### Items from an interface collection

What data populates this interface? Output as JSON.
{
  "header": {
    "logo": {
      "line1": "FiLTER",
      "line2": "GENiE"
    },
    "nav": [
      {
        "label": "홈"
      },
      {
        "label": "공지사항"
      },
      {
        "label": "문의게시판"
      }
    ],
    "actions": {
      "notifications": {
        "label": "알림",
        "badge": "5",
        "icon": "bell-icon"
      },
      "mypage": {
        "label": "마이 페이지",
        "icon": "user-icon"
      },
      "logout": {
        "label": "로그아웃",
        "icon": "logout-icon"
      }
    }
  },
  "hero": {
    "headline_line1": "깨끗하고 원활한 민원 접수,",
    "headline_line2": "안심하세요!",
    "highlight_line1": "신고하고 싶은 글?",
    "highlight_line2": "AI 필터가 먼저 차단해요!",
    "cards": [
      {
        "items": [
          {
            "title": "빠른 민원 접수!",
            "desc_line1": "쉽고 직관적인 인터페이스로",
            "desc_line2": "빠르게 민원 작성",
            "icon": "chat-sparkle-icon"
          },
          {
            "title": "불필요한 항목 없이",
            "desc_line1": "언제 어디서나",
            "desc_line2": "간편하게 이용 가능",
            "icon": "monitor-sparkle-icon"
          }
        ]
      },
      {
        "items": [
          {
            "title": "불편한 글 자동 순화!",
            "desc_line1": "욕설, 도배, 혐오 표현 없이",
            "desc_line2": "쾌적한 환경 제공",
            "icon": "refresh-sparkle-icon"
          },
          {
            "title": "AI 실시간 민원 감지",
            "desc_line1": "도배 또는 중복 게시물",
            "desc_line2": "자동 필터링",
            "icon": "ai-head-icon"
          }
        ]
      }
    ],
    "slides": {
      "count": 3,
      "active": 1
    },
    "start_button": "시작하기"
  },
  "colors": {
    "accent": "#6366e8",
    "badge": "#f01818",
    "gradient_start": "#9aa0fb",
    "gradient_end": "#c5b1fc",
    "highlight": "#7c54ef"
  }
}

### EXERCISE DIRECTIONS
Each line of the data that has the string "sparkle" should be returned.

### EXERCISE OUTPUT
            "icon": "chat-sparkle-icon"
            "icon": "monitor-sparkle-icon"
            "icon": "refresh-sparkle-icon"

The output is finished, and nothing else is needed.